“The falling star was only the beginning,” I said. “The walls of those man made tunnels are inlaid with mosaics that visually approximate the genesis of the Rosy Dawn. There are staging caverns carved into the stone at intervals throughout, where initiates are waiting to act out the events for the benefit of the new blood. Members of the cult spend months perfecting virtuous techniques in preparation for their performances.”
“Then why aren’t we following those paths?”
“Because they’re worthless,” I answered easily. “There is value in my father cracking open this mountain like a tortoise shell. It imparts a sense of scale if nothing else. The acting and the wall art, though? The song and dance? It doesn’t matter.”
He grunted, annoyed. “What does?” he asked. I smirked and tossed my torch down the path.
Sol watched it careen down the mountain vein, nonplussed, and was about to speak when it suddenly plunged into a massive opening and vanished. In that moment, that split second before it was snuffed out, something was illuminated that stole his ability to speak. In the silence that followed I could almost hear the hammering of his heartbeat. My own was a rolling thunder in my ears.
We crept like thieves towards that gaping precipice. Tension and something else, something thick and overpowering, permeated the stone as we approached. When we finally reached its edge, looking down into a massive cavern that glittered with sourceless light, Sol hesitated. I slammed a hand down on the back of his neck and dragged him with me into the abyss.
The cavern was warm, the stone itself seeming to radiate heat. Those bizarre lights that we had seen from the edge of the tunnel were embedded in the cavern’s floor and walls themselves, stones that I had no name for and had never seen above the surface. They converged in a spiraling pattern towards the center of the cavern, towards-
“What,” Sol breathed, “is that?”
A bisected corpse. Sprawling, almost languidly, across a dais of shattered stone.
It was a sight I had seen exactly seventeen times before. One for each year of my life. And from the first to the last, each memory was as distant as the one that came before it. Indistinct, nearly formless. There were nights that I woke up and wondered if this place was a dream, an elaborate delusion. And then the rites would come, and I’d delve into the mountain, and I would remember.
But even here and now, crouched beside a shell-shocked slave, the details were slipping away from me as I observed them. My eyes traced the body but it was utterly featureless.
Tan skin. Chiseled jaw, a high and defined cheekbone. Blond curls the color of the sun and an eye that burned-
- was eerily flat, smooth like the demolished statue within the pavilion’s central fountain. The body-
Leanly muscled, perfectly sculpted. A constellation of stars tattooed across the chest, severed-
- was the same.
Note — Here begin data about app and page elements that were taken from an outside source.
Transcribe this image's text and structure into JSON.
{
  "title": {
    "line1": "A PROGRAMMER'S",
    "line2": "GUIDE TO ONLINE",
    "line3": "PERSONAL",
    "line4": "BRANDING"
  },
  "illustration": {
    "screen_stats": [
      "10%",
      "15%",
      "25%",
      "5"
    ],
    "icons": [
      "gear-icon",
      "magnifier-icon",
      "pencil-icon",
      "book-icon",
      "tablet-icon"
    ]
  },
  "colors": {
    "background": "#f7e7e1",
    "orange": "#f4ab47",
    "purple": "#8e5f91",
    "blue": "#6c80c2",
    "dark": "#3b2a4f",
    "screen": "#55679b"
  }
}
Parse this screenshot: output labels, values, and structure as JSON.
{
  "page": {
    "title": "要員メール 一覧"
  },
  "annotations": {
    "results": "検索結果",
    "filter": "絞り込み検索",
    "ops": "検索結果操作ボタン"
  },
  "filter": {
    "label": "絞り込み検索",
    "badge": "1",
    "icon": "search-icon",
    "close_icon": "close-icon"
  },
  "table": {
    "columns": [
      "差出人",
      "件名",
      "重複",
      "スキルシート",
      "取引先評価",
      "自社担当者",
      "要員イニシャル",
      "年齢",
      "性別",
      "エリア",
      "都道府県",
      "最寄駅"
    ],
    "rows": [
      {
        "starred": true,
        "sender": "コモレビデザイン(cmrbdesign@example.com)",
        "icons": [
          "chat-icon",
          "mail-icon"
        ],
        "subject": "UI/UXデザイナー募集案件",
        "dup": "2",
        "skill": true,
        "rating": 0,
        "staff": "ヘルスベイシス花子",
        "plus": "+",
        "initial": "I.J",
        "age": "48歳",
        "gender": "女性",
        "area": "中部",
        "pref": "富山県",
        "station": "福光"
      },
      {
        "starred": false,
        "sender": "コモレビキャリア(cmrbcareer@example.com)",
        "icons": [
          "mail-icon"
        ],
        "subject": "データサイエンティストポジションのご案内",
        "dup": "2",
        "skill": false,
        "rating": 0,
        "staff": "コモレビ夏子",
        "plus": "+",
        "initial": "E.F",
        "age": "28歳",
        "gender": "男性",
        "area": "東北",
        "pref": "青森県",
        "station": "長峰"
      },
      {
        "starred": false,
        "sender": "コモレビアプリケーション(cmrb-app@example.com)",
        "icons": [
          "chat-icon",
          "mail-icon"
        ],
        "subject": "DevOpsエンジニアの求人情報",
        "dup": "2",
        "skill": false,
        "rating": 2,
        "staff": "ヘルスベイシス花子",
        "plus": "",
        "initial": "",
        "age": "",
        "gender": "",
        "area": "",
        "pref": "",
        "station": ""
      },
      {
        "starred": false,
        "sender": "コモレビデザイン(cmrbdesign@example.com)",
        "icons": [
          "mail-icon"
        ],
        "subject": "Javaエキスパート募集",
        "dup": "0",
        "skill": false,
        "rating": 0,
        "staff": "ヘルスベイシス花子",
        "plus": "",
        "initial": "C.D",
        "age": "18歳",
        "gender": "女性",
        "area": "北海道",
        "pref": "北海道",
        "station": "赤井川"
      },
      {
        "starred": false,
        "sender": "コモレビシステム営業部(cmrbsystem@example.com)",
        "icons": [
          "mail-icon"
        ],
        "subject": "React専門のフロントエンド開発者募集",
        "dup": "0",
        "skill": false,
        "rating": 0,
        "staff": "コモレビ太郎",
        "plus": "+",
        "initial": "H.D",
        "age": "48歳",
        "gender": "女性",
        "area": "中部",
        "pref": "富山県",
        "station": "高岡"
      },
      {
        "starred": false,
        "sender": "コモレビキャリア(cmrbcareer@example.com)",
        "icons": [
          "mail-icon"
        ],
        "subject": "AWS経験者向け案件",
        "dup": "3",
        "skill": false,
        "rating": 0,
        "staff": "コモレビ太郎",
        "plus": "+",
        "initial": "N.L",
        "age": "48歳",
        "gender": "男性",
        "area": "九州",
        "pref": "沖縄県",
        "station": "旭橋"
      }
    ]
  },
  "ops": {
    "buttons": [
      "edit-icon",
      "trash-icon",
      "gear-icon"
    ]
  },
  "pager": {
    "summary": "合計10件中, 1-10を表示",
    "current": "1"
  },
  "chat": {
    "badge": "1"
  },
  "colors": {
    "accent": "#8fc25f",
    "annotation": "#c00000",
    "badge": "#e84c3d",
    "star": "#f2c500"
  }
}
Not a single defining feature.
The corpse had been severed cleanly down its center, from crown to groin. The right half was nowhere to be seen, though I suspected I knew where it could be found. The innards, in defiance of all natural forces, remained perfectly contained within their half of the corpse. Somehow, the organs-
- half a brain that crackled and flashed like the center of a lightning storm. A spine that had fractured as if it were made of marble, trailing threads of sensory veins that almost floated in the air, reaching. Something in the liver, written or spoken, or both or neither. And the heart-
I realized, with a start, that the cavern was suddenly full of people. All of the initiates, new arrivals and juniors and seniors, honored elder philosophers, my uncles and cousins. How much time had passed? How long had we been staring? They all looked upon the mysterious entity in the center of the cavern. My incomprehension was reflected in their own eyes. None dared approach.
None but my father.
Damon Aetos stood over the bisected corpse of the fallen sun god. He was speaking, had been speaking for some amount of time that I couldn’t possibly name. But I only now heard him, as he looked across the cavern at me. Me and my slave.
“Rise,” he commanded. We rose. All of us, the Rosy Dawn. “Initiates old and new. For the third and final time, rise and greet the dawn.”
And there, within the corpse’s palm, light bloomed.
The sun rose.